- _INSTRUCTIONS TO FOLLOW_: Lines of the records that hold the word "title" are to be counted; give the number and nothing more.

- _DATASET RECORDS_:
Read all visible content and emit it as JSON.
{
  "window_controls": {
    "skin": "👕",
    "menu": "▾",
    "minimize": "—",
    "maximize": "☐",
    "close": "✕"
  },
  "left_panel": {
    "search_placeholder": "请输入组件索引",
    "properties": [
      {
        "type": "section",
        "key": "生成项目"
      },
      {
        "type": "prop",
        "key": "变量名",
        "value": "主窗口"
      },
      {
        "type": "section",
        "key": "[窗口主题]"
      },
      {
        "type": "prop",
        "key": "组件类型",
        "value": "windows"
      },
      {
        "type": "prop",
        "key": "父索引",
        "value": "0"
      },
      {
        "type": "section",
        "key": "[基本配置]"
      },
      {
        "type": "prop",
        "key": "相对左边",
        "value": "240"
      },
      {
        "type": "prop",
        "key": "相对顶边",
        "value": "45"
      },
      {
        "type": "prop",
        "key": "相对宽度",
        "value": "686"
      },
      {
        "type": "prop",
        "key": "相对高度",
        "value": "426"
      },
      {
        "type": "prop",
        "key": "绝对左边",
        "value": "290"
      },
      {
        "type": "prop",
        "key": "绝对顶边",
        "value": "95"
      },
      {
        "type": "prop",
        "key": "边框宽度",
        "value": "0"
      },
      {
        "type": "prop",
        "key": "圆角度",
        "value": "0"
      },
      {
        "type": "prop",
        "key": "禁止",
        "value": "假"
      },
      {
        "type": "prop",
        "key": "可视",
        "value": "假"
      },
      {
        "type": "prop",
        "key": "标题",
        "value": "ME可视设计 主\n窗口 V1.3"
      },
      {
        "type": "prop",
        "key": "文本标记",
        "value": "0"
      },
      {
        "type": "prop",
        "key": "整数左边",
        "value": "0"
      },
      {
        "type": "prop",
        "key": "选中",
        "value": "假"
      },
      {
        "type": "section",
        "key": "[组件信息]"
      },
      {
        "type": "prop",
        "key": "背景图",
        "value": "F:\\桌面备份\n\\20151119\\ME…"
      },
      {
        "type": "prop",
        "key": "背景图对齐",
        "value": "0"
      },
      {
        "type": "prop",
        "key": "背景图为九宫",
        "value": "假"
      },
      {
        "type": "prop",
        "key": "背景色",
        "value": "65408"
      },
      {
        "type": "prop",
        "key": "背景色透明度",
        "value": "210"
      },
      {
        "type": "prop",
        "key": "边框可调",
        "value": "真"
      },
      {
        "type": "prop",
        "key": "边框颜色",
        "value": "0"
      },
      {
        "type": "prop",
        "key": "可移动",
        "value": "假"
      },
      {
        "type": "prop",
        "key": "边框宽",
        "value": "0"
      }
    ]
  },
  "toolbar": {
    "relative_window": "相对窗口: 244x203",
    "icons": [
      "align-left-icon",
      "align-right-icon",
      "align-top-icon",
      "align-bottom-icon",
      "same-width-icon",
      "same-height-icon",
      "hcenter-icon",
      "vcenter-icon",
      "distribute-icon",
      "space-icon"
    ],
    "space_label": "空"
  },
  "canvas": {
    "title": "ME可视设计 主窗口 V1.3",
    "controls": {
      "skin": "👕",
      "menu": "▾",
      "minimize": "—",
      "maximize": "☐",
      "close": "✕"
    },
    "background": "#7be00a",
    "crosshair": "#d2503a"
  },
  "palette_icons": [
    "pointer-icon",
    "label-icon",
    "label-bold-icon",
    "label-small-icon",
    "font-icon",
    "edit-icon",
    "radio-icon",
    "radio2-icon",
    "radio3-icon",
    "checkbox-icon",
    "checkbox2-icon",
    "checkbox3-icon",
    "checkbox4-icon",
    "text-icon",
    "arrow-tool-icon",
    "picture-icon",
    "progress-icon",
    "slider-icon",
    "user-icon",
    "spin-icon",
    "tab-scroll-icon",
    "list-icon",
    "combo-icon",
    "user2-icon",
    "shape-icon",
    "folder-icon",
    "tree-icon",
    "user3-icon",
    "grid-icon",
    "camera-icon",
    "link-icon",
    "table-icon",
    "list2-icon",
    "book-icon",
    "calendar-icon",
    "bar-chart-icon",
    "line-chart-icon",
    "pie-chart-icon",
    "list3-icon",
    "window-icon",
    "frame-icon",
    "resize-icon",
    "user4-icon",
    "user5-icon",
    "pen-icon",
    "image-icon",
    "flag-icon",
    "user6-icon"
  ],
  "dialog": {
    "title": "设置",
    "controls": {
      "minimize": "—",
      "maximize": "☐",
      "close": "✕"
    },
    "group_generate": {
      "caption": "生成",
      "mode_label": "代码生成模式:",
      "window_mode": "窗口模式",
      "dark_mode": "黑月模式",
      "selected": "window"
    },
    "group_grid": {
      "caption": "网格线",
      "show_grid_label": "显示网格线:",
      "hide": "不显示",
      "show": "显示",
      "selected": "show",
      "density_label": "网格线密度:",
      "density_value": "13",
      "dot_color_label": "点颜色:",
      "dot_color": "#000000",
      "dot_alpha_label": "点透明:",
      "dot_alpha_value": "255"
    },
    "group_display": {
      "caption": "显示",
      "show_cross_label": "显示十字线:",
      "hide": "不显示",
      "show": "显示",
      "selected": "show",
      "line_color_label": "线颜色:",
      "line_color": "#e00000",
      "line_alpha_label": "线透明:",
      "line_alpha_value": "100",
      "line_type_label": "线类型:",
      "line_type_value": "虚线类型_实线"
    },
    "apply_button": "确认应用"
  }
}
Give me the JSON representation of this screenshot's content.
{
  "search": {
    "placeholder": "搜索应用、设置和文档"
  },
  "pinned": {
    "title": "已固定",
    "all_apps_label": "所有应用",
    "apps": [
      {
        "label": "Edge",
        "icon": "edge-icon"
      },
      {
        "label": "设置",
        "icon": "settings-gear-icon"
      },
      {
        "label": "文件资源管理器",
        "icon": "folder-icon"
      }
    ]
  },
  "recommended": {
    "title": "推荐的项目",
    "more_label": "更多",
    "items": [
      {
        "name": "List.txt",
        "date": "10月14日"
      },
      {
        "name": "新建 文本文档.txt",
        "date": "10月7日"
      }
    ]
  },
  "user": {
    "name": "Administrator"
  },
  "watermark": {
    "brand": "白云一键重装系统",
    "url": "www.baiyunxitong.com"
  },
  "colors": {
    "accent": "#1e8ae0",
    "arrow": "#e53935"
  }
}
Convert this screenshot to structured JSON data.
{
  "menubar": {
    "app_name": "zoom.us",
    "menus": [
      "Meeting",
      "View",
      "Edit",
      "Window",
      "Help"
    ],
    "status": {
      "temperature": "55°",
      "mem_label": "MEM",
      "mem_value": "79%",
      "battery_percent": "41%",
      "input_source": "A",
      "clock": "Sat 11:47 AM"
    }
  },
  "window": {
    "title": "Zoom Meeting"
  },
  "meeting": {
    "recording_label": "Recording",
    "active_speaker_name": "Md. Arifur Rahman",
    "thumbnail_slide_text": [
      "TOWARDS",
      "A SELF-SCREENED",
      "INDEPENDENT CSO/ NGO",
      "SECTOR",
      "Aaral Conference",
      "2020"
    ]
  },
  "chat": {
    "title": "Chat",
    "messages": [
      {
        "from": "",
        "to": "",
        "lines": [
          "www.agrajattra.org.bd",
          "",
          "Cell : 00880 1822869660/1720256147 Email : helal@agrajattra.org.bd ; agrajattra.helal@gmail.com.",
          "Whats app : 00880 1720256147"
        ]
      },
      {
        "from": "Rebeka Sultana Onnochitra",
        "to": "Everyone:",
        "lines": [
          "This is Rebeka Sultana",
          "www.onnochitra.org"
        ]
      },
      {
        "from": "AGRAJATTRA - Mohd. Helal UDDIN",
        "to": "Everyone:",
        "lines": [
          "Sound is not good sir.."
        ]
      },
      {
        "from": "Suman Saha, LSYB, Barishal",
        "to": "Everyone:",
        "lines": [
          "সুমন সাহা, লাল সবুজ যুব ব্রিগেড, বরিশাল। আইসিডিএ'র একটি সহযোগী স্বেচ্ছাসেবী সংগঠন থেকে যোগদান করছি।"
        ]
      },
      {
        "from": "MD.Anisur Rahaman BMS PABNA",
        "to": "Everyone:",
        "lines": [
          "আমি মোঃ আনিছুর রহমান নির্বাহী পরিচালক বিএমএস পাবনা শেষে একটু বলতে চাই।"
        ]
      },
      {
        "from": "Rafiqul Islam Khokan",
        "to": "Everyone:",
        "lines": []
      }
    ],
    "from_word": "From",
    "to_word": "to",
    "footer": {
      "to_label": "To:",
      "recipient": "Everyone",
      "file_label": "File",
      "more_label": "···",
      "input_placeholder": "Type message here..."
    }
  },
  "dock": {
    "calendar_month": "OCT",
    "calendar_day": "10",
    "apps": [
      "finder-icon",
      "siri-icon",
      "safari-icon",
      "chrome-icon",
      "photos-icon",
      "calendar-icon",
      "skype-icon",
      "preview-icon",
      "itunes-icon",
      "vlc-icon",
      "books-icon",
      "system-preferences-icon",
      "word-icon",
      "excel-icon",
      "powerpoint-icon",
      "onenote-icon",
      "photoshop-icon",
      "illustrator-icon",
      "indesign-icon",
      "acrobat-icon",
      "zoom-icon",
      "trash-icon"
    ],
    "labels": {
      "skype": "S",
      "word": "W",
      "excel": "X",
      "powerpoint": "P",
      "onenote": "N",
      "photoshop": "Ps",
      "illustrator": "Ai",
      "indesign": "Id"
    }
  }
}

- _EXERCISE RESULT_: 6